泰勒獎包含了20萬美元獎金與一面金質獎牌，表揚在環境科學研究中具有遠見與貢獻的人士。該獎項是由農民保險公司創辦人約翰‧泰勒(John Tyler)和妻子艾莉絲‧泰勒(Alice Tyler)所創立。專門表彰對環境護育具有卓越貢獻、讓世人得以受益的人士，是最早的國際環境獎項之一。
2007年，她建立了 BeeSpotter website，蒐集了美國境內蜜蜂的資訊，包含了物種多樣性與豐富度。這個網站也協助民眾辨識當地的蜜蜂種類，民眾也可以將蜜蜂的照片與相關地理資訊上傳到網頁。
「貝倫鮑姆教授對於拓展昆蟲學領域的知識，與解釋其重要性的貢獻，遠超越其他科學家。」泰勒獎的執行委員長兼貝勒大學(Baylor University)生物學教授歐文琳(Owen Lind)指出，「她是位蜜蜂專家，也深入了解蜜蜂族群數量減少的幕後原因，因此成了媒體、決策者與同儕間的絕佳蜜蜂專業資訊來源。」
Bee expert May Berenbaum, who was afraid of insects as a child, has been awarded the 2011 Tyler Prize for Environmental Achievement for her original work on the science behind the bee population collapse and on the evolutionary relationship between insects and plants.
The Tyler Prize, consisting of a $200,000 cash prize and a gold medal, honors exceptional foresight and dedication in the environmental sciences.
Since 1973 when John Tyler, co-founder of Farmers Insurance Group, and his wife, Alice Tyler, established the prize as one of the world's first international environmental awards, it has been given to those who confer great benefit upon humankind through environmental restoration and achievement.
"I'm absolutely humbled to receive the Tyler Prize," said Berenbaum, the head of the entomology department at the University of Illinois at Urbana-Champaign. "All of my scientific heroes are Tyler Prize alumni."
Dr. Berenbaum's interest in bees and other insects grew out of her wish to overcome her childhood fear.
"I was afraid of insects and didn't fall in love with them until college. I placed out of introductory biology and the only course that fit my schedule was Terrestrial Arthropods, and I figured, fear stems from ignorance, so here I go," recalls Berenbaum. "That's one reason I do so much outreach and public understanding because I know what it's like to fear insects."
Berenbaum's research has also been central to understanding the decline of bee populations in North America and around the world, known as colony collapse disorder.

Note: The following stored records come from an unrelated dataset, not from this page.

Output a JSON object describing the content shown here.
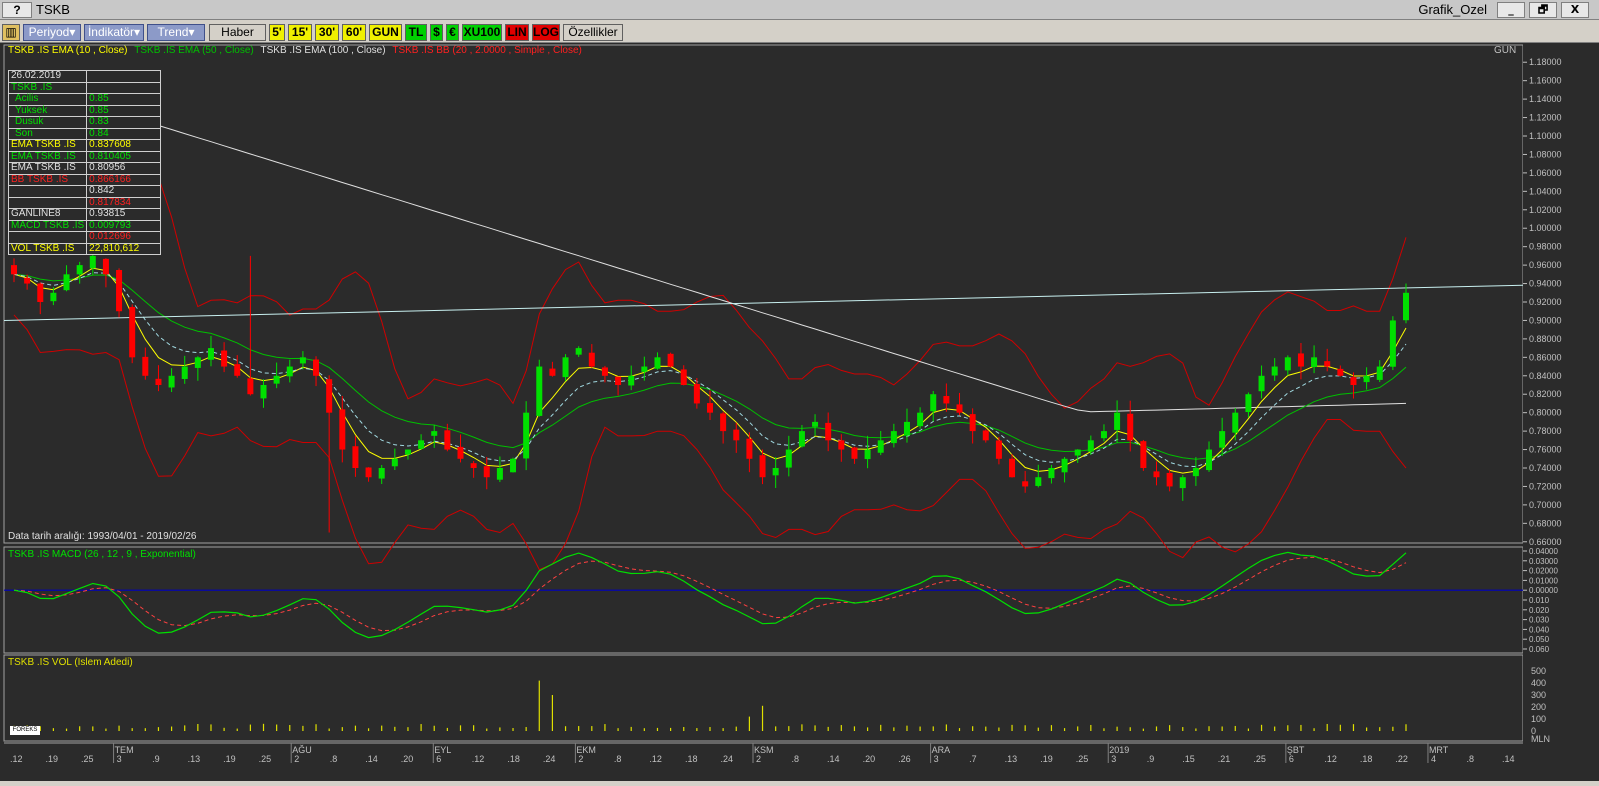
{
  "window": {
    "help_label": "?",
    "title": "TSKB",
    "right_title": "Grafik_Ozel",
    "min_label": "_",
    "restore_label": "🗗",
    "close_label": "X"
  },
  "toolbar": {
    "periyod": "Periyod",
    "indikator": "İndikatör",
    "trend": "Trend",
    "haber": "Haber",
    "p5": "5'",
    "p15": "15'",
    "p30": "30'",
    "p60": "60'",
    "gun": "GUN",
    "tl": "TL",
    "usd": "$",
    "eur": "€",
    "xu100": "XU100",
    "lin": "LIN",
    "log": "LOG",
    "ozellikler": "Özellikler"
  },
  "legend": {
    "ema10": "TSKB .IS EMA (10 , Close)",
    "ema50": "TSKB .IS EMA (50 , Close)",
    "ema100": "TSKB .IS EMA (100 , Close)",
    "bb": "TSKB .IS BB (20 , 2.0000 , Simple , Close)",
    "period": "GUN",
    "date_range": "Data tarih aralığı: 1993/04/01 - 2019/02/26",
    "macd": "TSKB .IS MACD (26 , 12 , 9 , Exponential)",
    "vol": "TSKB .IS VOL (Islem Adedi)",
    "logo": "FOREKS"
  },
  "info_table": {
    "date": "26.02.2019",
    "symbol": "TSKB .IS",
    "rows": [
      {
        "label": "Acilis",
        "value": "0.85"
      },
      {
        "label": "Yuksek",
        "value": "0.85"
      },
      {
        "label": "Dusuk",
        "value": "0.83"
      },
      {
        "label": "Son",
        "value": "0.84"
      },
      {
        "label": "EMA TSKB .IS",
        "value": "0.837608"
      },
      {
        "label": "EMA TSKB .IS",
        "value": "0.810405"
      },
      {
        "label": "EMA TSKB .IS",
        "value": "0.80956"
      },
      {
        "label": "BB TSKB .IS",
        "value": "0.866166"
      },
      {
        "label": "",
        "value": "0.842"
      },
      {
        "label": "",
        "value": "0.817834"
      },
      {
        "label": "GANLINE8",
        "value": "0.93815"
      },
      {
        "label": "MACD TSKB .IS",
        "value": "0.009793"
      },
      {
        "label": "",
        "value": "0.012696"
      },
      {
        "label": "VOL TSKB .IS",
        "value": "22,810,612"
      }
    ]
  },
  "colors": {
    "bg": "#2b2b2b",
    "up": "#00e000",
    "down": "#ff0000",
    "ema10": "#ffff00",
    "ema50": "#00c000",
    "ema100": "#e0e0e0",
    "bb": "#d00000",
    "trend": "#c8f0f0",
    "macd": "#00e000",
    "signal": "#ff4040",
    "zero": "#0000c0",
    "volume": "#e0e000"
  },
  "price_axis": [
    "1.18000",
    "1.16000",
    "1.14000",
    "1.12000",
    "1.10000",
    "1.08000",
    "1.06000",
    "1.04000",
    "1.02000",
    "1.00000",
    "0.98000",
    "0.96000",
    "0.94000",
    "0.92000",
    "0.90000",
    "0.88000",
    "0.86000",
    "0.84000",
    "0.82000",
    "0.80000",
    "0.78000",
    "0.76000",
    "0.74000",
    "0.72000",
    "0.70000",
    "0.68000",
    "0.66000"
  ],
  "macd_axis": [
    "0.04000",
    "0.03000",
    "0.02000",
    "0.01000",
    "0.00000",
    "0.010",
    "0.020",
    "0.030",
    "0.040",
    "0.050",
    "0.060"
  ],
  "vol_axis": [
    "500",
    "400",
    "300",
    "200",
    "100",
    "0",
    "MLN"
  ],
  "date_labels": [
    {
      "t": "12",
      "m": ""
    },
    {
      "t": "19",
      "m": ""
    },
    {
      "t": "25",
      "m": ""
    },
    {
      "t": "3",
      "m": "TEM"
    },
    {
      "t": "9",
      "m": ""
    },
    {
      "t": "13",
      "m": ""
    },
    {
      "t": "19",
      "m": ""
    },
    {
      "t": "25",
      "m": ""
    },
    {
      "t": "2",
      "m": "AĞU"
    },
    {
      "t": "8",
      "m": ""
    },
    {
      "t": "14",
      "m": ""
    },
    {
      "t": "20",
      "m": ""
    },
    {
      "t": "6",
      "m": "EYL"
    },
    {
      "t": "12",
      "m": ""
    },
    {
      "t": "18",
      "m": ""
    },
    {
      "t": "24",
      "m": ""
    },
    {
      "t": "2",
      "m": "EKM"
    },
    {
      "t": "8",
      "m": ""
    },
    {
      "t": "12",
      "m": ""
    },
    {
      "t": "18",
      "m": ""
    },
    {
      "t": "24",
      "m": ""
    },
    {
      "t": "2",
      "m": "KSM"
    },
    {
      "t": "8",
      "m": ""
    },
    {
      "t": "14",
      "m": ""
    },
    {
      "t": "20",
      "m": ""
    },
    {
      "t": "26",
      "m": ""
    },
    {
      "t": "3",
      "m": "ARA"
    },
    {
      "t": "7",
      "m": ""
    },
    {
      "t": "13",
      "m": ""
    },
    {
      "t": "19",
      "m": ""
    },
    {
      "t": "25",
      "m": ""
    },
    {
      "t": "3",
      "m": "2019"
    },
    {
      "t": "9",
      "m": ""
    },
    {
      "t": "15",
      "m": ""
    },
    {
      "t": "21",
      "m": ""
    },
    {
      "t": "25",
      "m": ""
    },
    {
      "t": "6",
      "m": "ŞBT"
    },
    {
      "t": "12",
      "m": ""
    },
    {
      "t": "18",
      "m": ""
    },
    {
      "t": "22",
      "m": ""
    },
    {
      "t": "4",
      "m": "MRT"
    },
    {
      "t": "8",
      "m": ""
    },
    {
      "t": "14",
      "m": ""
    }
  ],
  "chart_data": {
    "type": "candlestick",
    "period": "GUN",
    "price_range": [
      0.65,
      1.19
    ],
    "ohlc_close_sample": [
      0.95,
      0.94,
      0.92,
      0.93,
      0.95,
      0.96,
      0.97,
      0.95,
      0.91,
      0.86,
      0.84,
      0.83,
      0.84,
      0.85,
      0.86,
      0.87,
      0.85,
      0.84,
      0.82,
      0.83,
      0.84,
      0.85,
      0.86,
      0.84,
      0.8,
      0.76,
      0.74,
      0.73,
      0.74,
      0.75,
      0.76,
      0.77,
      0.78,
      0.76,
      0.75,
      0.74,
      0.73,
      0.74,
      0.75,
      0.8,
      0.85,
      0.84,
      0.86,
      0.87,
      0.85,
      0.84,
      0.83,
      0.84,
      0.85,
      0.86,
      0.85,
      0.83,
      0.81,
      0.8,
      0.78,
      0.77,
      0.75,
      0.73,
      0.74,
      0.76,
      0.78,
      0.79,
      0.77,
      0.76,
      0.75,
      0.76,
      0.77,
      0.78,
      0.79,
      0.8,
      0.82,
      0.81,
      0.8,
      0.78,
      0.77,
      0.75,
      0.73,
      0.72,
      0.73,
      0.74,
      0.75,
      0.76,
      0.77,
      0.78,
      0.8,
      0.77,
      0.74,
      0.73,
      0.72,
      0.73,
      0.74,
      0.76,
      0.78,
      0.8,
      0.82,
      0.84,
      0.85,
      0.86,
      0.85,
      0.86,
      0.85,
      0.84,
      0.83,
      0.84,
      0.85,
      0.9,
      0.93
    ],
    "ema100_final": 0.80956,
    "ema50_final": 0.810405,
    "ema10_final": 0.837608,
    "bb_upper_final": 0.866166,
    "bb_mid_final": 0.842,
    "bb_lower_final": 0.817834,
    "trendline_final": 0.93815,
    "macd_final": 0.009793,
    "signal_final": 0.012696,
    "macd_range": [
      -0.06,
      0.04
    ],
    "volume_range_mln": [
      0,
      500
    ],
    "volume_spikes_mln": [
      {
        "date": "18 EYL",
        "value": 420
      },
      {
        "date": "12 EKM",
        "value": 210
      }
    ]
  }
}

Through a combination of genetic analysis and experimentation, Berenbaum has shown that plants evolve to create natural defenses, like chemical toxins to ward off pests, and that insects in turn evolve to overcome these defenses.

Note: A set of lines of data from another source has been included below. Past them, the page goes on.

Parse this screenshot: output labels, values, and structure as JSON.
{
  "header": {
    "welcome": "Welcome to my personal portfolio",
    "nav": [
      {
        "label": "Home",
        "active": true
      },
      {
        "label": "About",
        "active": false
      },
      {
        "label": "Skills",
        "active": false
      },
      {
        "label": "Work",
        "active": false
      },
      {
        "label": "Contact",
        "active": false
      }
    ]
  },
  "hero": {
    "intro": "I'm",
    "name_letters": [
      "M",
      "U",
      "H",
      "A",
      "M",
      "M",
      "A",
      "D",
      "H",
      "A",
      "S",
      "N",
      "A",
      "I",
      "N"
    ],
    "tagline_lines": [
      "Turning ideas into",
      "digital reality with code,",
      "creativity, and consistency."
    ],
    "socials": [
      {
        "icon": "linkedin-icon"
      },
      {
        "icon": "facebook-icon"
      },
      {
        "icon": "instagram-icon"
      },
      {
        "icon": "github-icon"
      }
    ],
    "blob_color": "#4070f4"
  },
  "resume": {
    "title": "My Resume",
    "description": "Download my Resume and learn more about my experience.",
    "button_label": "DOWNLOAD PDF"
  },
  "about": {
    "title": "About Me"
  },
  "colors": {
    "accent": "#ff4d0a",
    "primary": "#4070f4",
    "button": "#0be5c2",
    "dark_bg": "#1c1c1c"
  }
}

She says that understanding this coevolution, or "arms race," between plants and insects is fundamental to a better understanding of pesticide resistance, insects and genetically modified crops.

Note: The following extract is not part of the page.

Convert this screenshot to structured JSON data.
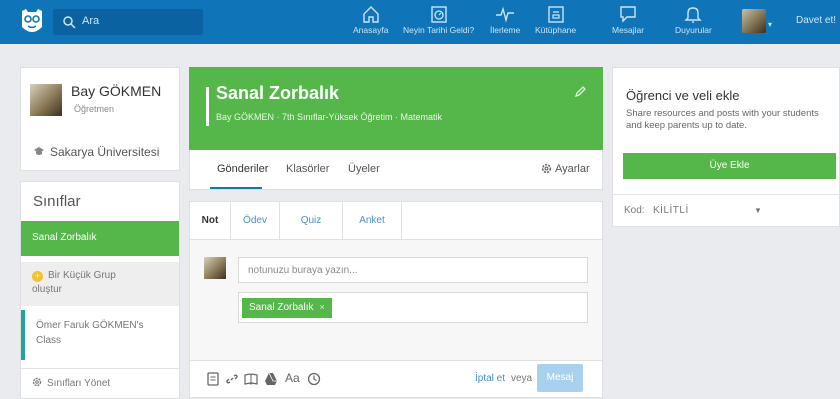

In 1984, Berenbaum founded the annual Insect Fear Film Festival, a popular campus event that combines insect horror movies with basic education about the creatures portrayed in the films.
In 2007, she initiated the BeeSpotter website, a tool for collecting information about the abundance and diversity of wild bees in the United States. The website helps people identify local wild bees and post photographs and enter geographic information about them.
Berenbaum also founded the campus Pollinatarium, a free-standing museum dedicated to broadening public understanding of flowering plants and their pollinators.
"Someone has got to stick up for the little guy," said Berenbaum. "This world, this planet, would not function without insects. Our lives would be miserable without insects and people don't realize that."
"Professor Berenbaum has done more to advance the field of entomology and explain its significance than nearly any other researcher today," said Tyler Prize Executive Committee Chair Owen Lind, professor of biology at Baylor University. "Her expertise on bees and the causes behind declining bee populations has further positioned her as a leading resource for the media, policymakers and peers."